crafted by photobiz

Artist Statement


excerpt from “Two Gallants” by James Joyce

"The grey warm evening of August had descended upon the city and a mild, warm air, a memory of summer circulated in the streets. Like illuminated pearls the lamps shone from the summits of their tall poles upon the living texture below which, changing shape and hue unceasingly, sent up into the warm grey evening air an unchanging unceasing murmur."


The majority of my work is an after dark, pre-dawn exploration of urban, suburban, and industrial environments. My ambition is the creation of a visual record bearing witness to the majesty and stoicism of these subjects and architecture. My work is made on a large format analog camera with Kodak Portra film, utilizing long exposures with only available light in an effort to produce images that illustrate the "truth" of a scene. The negatives are then scanned and output as digital files and edited to accurately represent the negative in Photoshop CC.


With a combination of environmental portraits in home, work and play settings I attempt to illustrate the strength of a people in the midst of a challenging period in human history. As North America is in a phase of de-industrialization, particularly in manufacturing centres, I am interested in creating work that supposes allegories representing the flexibility and adaptive strength of these resilient inhabitants. The dignity of the scenes photographed in this work has gradually grown outward from inside these homes and workplaces out of the necessities and character of the inhabitants.

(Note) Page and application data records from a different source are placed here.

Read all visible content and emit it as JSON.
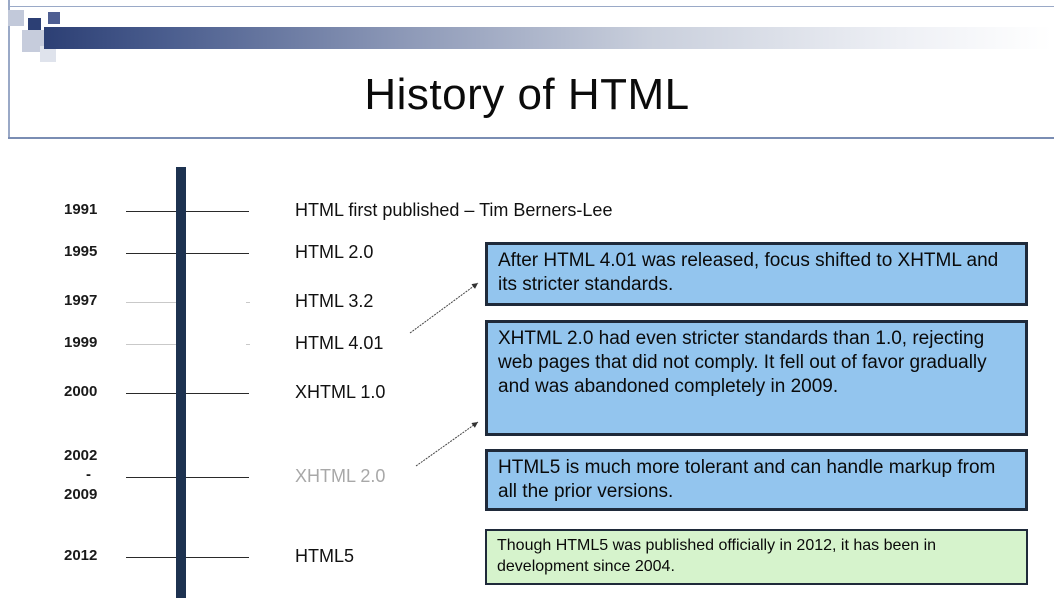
{
  "slide": {
    "title": "History of HTML"
  },
  "timeline": [
    {
      "year": "1991",
      "version": "HTML first published – Tim Berners-Lee"
    },
    {
      "year": "1995",
      "version": "HTML 2.0"
    },
    {
      "year": "1997",
      "version": "HTML 3.2"
    },
    {
      "year": "1999",
      "version": "HTML 4.01"
    },
    {
      "year": "2000",
      "version": "XHTML 1.0"
    },
    {
      "year_start": "2002",
      "year_sep": "-",
      "year_end": "2009",
      "version": "XHTML 2.0"
    },
    {
      "year": "2012",
      "version": "HTML5"
    }
  ],
  "callouts": [
    {
      "text": "After HTML 4.01 was released, focus shifted to XHTML and its stricter standards.",
      "color": "#93c5ee"
    },
    {
      "text": "XHTML 2.0 had even stricter standards than 1.0, rejecting web pages that did not comply.  It fell out of favor gradually and was abandoned completely in 2009.",
      "color": "#93c5ee"
    },
    {
      "text": "HTML5 is much more tolerant and can handle markup from all the prior versions.",
      "color": "#93c5ee"
    },
    {
      "text": "Though HTML5 was published officially in 2012, it has been in development since 2004.",
      "color": "#d6f3cc"
    }
  ],
  "colors": {
    "timeline_axis": "#1d3250",
    "header_bar": "#2c3f74"
  }
}
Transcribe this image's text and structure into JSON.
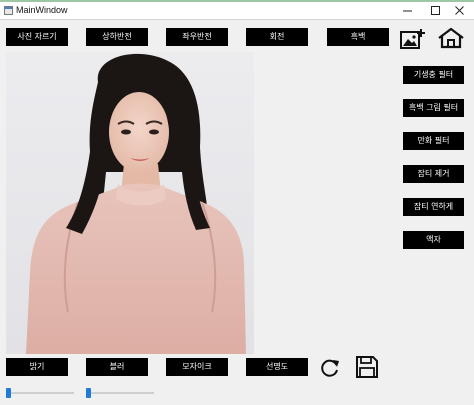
{
  "window": {
    "title": "MainWindow"
  },
  "toolbar": {
    "crop_label": "사진 자르기",
    "flip_vertical_label": "상하반전",
    "flip_horizontal_label": "좌우반전",
    "rotate_label": "회전",
    "grayscale_label": "흑백"
  },
  "side_panel": {
    "oil_filter_label": "기생충 필터",
    "bw_sketch_label": "흑백 그림 필터",
    "cartoon_label": "만화 필터",
    "denoise_label": "잡티 제거",
    "soften_label": "잡티 연하게",
    "frame_label": "액자"
  },
  "bottom_bar": {
    "brightness_label": "밝기",
    "blur_label": "블러",
    "mosaic_label": "모자이크",
    "sharpness_label": "선명도"
  },
  "sliders": {
    "slider_1_value": 0,
    "slider_2_value": 0
  },
  "icons": {
    "add_image": "add-image-icon",
    "home": "home-icon",
    "refresh": "refresh-icon",
    "save": "save-icon"
  },
  "colors": {
    "button_bg": "#000000",
    "button_text": "#ffffff",
    "slider_handle": "#1f7ad8",
    "window_bg": "#f0f0f0"
  }
}
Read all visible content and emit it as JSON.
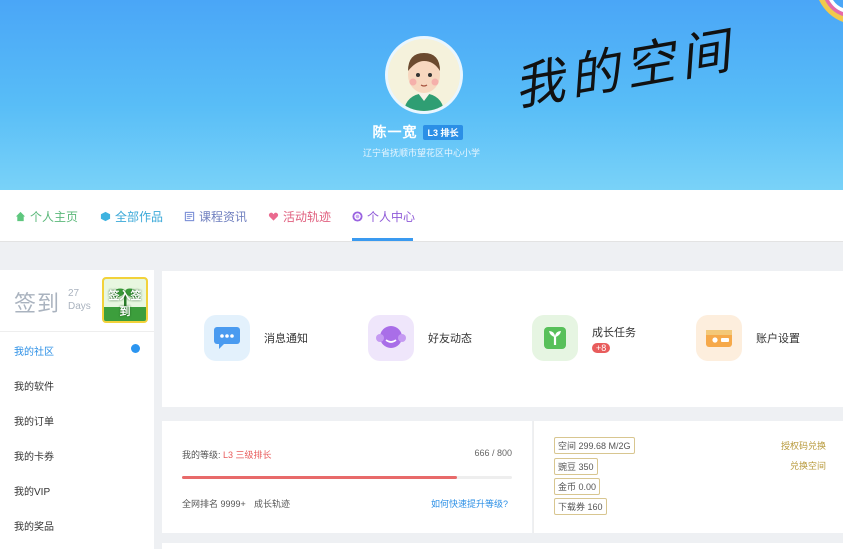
{
  "header": {
    "user_name": "陈一宽",
    "level_badge": "L3 排长",
    "school": "辽宁省抚顺市望花区中心小学",
    "space_title": "我的空间"
  },
  "nav": {
    "items": [
      {
        "label": "个人主页",
        "icon": "home-icon",
        "color": "#5ec77e"
      },
      {
        "label": "全部作品",
        "icon": "cube-icon",
        "color": "#3fb3e0"
      },
      {
        "label": "课程资讯",
        "icon": "book-icon",
        "color": "#7b8fd6"
      },
      {
        "label": "活动轨迹",
        "icon": "heart-icon",
        "color": "#ea6a8f"
      },
      {
        "label": "个人中心",
        "icon": "ring-icon",
        "color": "#9a63e0",
        "active": true
      }
    ]
  },
  "sidebar": {
    "sign_title": "签到",
    "sign_days": "27",
    "sign_unit": "Days",
    "sign_button": "签入签到",
    "items": [
      {
        "label": "我的社区",
        "active": true
      },
      {
        "label": "我的软件"
      },
      {
        "label": "我的订单"
      },
      {
        "label": "我的卡券"
      },
      {
        "label": "我的VIP"
      },
      {
        "label": "我的奖品"
      }
    ]
  },
  "quick_actions": [
    {
      "label": "消息通知",
      "icon": "chat-bubble-icon",
      "bg": "#e3f1fc"
    },
    {
      "label": "好友动态",
      "icon": "friend-face-icon",
      "bg": "#efe6fb"
    },
    {
      "label": "成长任务",
      "icon": "sprout-icon",
      "bg": "#e6f5e2",
      "badge": "+8"
    },
    {
      "label": "账户设置",
      "icon": "wallet-icon",
      "bg": "#fdeedd"
    }
  ],
  "level": {
    "label_prefix": "我的等级:",
    "label_level": "L3 三级排长",
    "score": "666 / 800",
    "progress": 0.8325,
    "rank": "全网排名 9999+",
    "track_link": "成长轨迹",
    "help_link": "如何快速提升等级?"
  },
  "assets": {
    "tags": [
      "空间 299.68 M/2G",
      "豌豆 350",
      "金币 0.00",
      "下载券 160"
    ],
    "links": [
      "授权码兑换",
      "兑换空间"
    ]
  }
}
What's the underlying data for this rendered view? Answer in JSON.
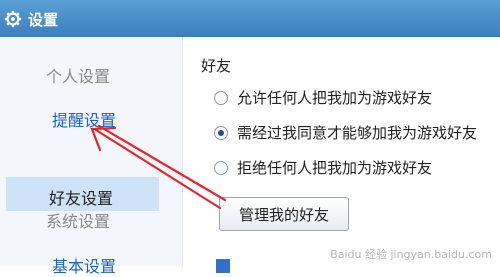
{
  "window": {
    "title": "设置",
    "icon": "gear-icon"
  },
  "sidebar": {
    "groups": [
      {
        "label": "个人设置"
      },
      {
        "label": "系统设置"
      }
    ],
    "items": [
      {
        "label": "提醒设置"
      },
      {
        "label": "好友设置"
      },
      {
        "label": "基本设置"
      }
    ]
  },
  "main": {
    "section_title": "好友",
    "options": [
      {
        "label": "允许任何人把我加为游戏好友",
        "selected": false
      },
      {
        "label": "需经过我同意才能够加我为游戏好友",
        "selected": true
      },
      {
        "label": "拒绝任何人把我加为游戏好友",
        "selected": false
      }
    ],
    "manage_button": "管理我的好友"
  },
  "annotation": {
    "arrow_color": "#e8242a"
  },
  "watermark": "Baidu 经验  jingyan.baidu.com"
}
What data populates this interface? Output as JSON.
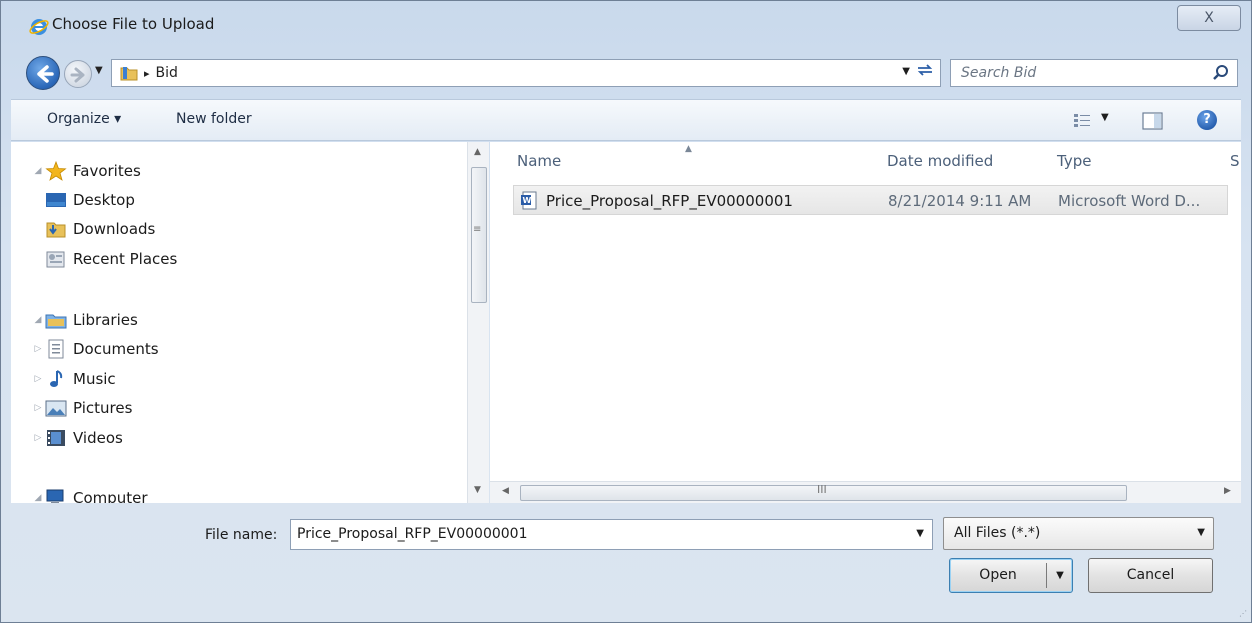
{
  "window": {
    "title": "Choose File to Upload",
    "close_label": "X"
  },
  "address": {
    "breadcrumb_separator": "▸",
    "current_folder": "Bid"
  },
  "search": {
    "placeholder": "Search Bid"
  },
  "toolbar": {
    "organize_label": "Organize ▾",
    "new_folder_label": "New folder"
  },
  "nav": {
    "favorites": {
      "label": "Favorites",
      "items": [
        "Desktop",
        "Downloads",
        "Recent Places"
      ]
    },
    "libraries": {
      "label": "Libraries",
      "items": [
        "Documents",
        "Music",
        "Pictures",
        "Videos"
      ]
    },
    "computer_label": "Computer"
  },
  "file_list": {
    "columns": [
      "Name",
      "Date modified",
      "Type",
      "S"
    ],
    "rows": [
      {
        "name": "Price_Proposal_RFP_EV00000001",
        "date_modified": "8/21/2014 9:11 AM",
        "type": "Microsoft Word D..."
      }
    ]
  },
  "footer": {
    "file_name_label": "File name:",
    "file_name_value": "Price_Proposal_RFP_EV00000001",
    "filter_value": "All Files (*.*)",
    "open_label": "Open",
    "cancel_label": "Cancel"
  },
  "colors": {
    "accent": "#2a67b8",
    "selection_bg": "#e6e6e6"
  }
}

The interest of the photographers associated with New Topographic movement of the 1970s was to identify a critical view of the current state of America. While a great influence, my interest, however, is to look at the everyday urban/suburban landscape with a sense of awe and respect, coloured with the night time mixed-up lighting situations of the available, artificial light and long exposure. This work is a documentary of the stories of our present times, yet ever changing. The exchange between life and work is a primary concern in which my intention is to further extend the explorations of early documentary photographers into what the present world will look like as a past era.